The U.S. health care system is experiencing a three-pronged revolution involving policy, financial, and political strategies. National discussions of health care policy revolving around financial extremes and ineffectual outcomes are familiar to all and commonly addressed at the national and special interests level. Taking a high-power view, those same discussions are applied many times over on a micro-organizational scale from chief executive officers to physicians, nurses, and laboratory technicians. Along with hospitals and tributary stakeholders, pharmaceutical and medical device companies, too, are profoundly invested in the change management of our health care. Such sweeping change demands logistically nimble and adaptable followers teamed with emotionally intelligent leaders committed to transformational leadership.
It is vital to discern between perception and interpretation and exercise self-reflection of one’s motives even in a crowded room of one, where the only person who sees us is ourselves.
A consultant is often viewed in a company as an ambassador of executive leadership rather than a collaborator. Learn more about consultants’ role in companies.

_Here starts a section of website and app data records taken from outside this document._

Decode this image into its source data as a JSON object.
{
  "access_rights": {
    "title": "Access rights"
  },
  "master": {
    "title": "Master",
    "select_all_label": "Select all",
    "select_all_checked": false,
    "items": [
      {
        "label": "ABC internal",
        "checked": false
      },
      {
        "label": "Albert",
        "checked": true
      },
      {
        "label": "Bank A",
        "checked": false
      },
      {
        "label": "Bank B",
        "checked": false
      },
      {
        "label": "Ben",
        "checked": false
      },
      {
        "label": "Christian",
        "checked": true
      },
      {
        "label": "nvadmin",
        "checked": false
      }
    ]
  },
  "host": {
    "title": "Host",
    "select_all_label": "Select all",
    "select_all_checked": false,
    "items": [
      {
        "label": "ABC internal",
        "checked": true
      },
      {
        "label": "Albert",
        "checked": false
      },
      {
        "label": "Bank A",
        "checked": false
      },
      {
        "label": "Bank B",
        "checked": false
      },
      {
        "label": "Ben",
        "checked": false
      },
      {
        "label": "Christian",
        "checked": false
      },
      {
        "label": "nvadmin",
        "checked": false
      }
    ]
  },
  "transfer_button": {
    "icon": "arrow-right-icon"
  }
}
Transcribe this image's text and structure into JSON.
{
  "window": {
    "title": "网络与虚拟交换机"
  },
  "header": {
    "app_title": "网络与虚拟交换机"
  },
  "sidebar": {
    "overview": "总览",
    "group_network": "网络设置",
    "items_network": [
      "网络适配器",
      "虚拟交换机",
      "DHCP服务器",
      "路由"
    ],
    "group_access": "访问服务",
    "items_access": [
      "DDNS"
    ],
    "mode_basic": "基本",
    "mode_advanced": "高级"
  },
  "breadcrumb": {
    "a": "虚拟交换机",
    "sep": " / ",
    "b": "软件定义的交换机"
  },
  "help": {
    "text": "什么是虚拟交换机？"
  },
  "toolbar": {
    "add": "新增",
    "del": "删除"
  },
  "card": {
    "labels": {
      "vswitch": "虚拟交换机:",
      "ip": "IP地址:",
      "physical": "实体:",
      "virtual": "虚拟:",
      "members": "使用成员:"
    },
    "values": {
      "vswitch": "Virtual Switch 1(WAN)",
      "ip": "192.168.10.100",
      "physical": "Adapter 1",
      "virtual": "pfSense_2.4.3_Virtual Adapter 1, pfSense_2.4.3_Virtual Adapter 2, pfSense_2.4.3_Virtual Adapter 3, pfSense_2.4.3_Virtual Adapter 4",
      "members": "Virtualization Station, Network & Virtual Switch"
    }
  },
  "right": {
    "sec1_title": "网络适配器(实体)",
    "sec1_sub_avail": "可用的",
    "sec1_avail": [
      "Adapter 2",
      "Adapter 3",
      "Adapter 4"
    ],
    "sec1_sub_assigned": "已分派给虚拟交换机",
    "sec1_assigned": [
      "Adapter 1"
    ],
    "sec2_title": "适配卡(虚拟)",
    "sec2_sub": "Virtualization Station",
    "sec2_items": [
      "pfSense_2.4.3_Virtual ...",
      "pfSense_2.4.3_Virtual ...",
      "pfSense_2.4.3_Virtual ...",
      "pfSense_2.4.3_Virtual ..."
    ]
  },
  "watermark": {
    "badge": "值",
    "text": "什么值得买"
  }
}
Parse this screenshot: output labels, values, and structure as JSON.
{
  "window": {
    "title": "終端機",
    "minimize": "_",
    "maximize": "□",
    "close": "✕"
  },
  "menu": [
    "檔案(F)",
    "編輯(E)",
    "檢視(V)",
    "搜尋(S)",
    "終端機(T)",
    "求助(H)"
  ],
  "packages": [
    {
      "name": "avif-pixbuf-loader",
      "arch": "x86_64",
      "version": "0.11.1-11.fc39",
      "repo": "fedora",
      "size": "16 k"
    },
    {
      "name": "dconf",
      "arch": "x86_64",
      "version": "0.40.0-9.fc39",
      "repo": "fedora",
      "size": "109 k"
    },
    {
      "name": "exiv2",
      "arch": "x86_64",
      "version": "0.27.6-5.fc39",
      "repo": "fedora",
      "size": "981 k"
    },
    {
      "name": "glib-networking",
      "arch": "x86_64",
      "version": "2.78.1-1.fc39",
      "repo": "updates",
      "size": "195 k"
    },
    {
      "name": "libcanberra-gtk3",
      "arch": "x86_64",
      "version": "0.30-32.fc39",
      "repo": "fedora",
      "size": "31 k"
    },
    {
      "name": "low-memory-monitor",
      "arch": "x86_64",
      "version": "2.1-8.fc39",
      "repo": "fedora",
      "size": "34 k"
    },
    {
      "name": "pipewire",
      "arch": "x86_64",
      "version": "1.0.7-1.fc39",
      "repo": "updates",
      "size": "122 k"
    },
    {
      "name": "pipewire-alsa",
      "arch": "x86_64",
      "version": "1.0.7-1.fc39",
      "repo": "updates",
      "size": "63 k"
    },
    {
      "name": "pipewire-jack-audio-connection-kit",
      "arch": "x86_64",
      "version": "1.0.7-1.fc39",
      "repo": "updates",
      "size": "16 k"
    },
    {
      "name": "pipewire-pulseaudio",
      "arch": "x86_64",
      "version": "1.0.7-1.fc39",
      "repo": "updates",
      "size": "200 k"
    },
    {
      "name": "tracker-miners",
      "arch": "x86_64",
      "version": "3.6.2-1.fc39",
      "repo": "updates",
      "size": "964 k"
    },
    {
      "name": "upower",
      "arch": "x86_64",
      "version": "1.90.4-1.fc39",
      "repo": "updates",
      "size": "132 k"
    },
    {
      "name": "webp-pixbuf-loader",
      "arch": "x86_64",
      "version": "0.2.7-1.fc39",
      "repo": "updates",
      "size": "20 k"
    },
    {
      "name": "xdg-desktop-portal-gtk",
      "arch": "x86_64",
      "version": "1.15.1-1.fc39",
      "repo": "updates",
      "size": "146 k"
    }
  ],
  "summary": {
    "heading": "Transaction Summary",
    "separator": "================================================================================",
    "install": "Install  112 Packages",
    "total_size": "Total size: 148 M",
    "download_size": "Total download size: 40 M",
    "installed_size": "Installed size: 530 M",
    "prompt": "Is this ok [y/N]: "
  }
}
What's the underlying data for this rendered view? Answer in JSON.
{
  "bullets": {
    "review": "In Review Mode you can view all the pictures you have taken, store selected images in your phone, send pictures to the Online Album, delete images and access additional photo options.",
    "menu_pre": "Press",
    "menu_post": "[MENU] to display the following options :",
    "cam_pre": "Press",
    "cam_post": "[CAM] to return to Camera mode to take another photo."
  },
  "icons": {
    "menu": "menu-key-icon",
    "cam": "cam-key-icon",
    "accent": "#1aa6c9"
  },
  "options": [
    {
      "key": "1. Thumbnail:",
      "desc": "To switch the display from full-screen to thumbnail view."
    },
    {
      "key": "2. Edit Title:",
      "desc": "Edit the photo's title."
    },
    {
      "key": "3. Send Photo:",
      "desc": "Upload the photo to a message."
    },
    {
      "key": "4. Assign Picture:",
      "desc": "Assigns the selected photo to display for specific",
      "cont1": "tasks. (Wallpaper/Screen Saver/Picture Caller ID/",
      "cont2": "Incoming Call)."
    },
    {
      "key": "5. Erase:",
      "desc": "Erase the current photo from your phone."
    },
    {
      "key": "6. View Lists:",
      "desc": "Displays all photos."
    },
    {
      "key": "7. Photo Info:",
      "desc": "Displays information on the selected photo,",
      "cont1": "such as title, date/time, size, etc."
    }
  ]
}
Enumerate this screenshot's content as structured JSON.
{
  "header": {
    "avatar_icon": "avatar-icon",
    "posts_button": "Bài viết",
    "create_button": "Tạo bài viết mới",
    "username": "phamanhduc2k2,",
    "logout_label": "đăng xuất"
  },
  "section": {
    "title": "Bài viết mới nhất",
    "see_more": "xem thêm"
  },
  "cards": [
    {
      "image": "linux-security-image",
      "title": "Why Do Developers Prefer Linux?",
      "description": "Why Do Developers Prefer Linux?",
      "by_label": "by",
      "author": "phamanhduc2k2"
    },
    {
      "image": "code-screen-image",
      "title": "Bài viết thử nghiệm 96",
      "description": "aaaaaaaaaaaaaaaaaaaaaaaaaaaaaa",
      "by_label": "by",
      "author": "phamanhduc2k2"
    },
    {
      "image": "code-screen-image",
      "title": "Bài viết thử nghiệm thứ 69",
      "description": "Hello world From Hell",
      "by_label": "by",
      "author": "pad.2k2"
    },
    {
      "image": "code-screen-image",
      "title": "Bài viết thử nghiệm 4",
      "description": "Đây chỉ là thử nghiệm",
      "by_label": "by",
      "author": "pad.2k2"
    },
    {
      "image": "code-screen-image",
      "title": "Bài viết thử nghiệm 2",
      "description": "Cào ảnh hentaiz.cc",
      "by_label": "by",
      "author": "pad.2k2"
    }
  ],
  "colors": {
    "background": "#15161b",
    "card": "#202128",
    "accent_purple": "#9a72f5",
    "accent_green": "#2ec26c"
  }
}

Organizations are increasingly scrutinized for both their financial and emotional competence. Indeed in the difficult and unique economic pressures facing organizations, one could argue emotional competence is essential to sustain financial viability.
It is time to create and reimagine. Time to strengthen the building blocks of good business, good service, and a high quality product. It is time to reconsider the worth of our teams, to tap into the diversity of their cultures and experience and empower their creativity to truly innovate.